*** Begin section ***

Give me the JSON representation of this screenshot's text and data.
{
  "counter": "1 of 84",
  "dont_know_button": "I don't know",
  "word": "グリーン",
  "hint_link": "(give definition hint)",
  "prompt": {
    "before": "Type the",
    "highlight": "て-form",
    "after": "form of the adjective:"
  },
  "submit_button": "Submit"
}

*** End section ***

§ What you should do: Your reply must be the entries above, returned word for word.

§ Output of the task:
Give me the JSON representation of this screenshot's text and data.
{
  "counter": "1 of 84",
  "dont_know_button": "I don't know",
  "word": "グリーン",
  "hint_link": "(give definition hint)",
  "prompt": {
    "before": "Type the",
    "highlight": "て-form",
    "after": "form of the adjective:"
  },
  "submit_button": "Submit"
}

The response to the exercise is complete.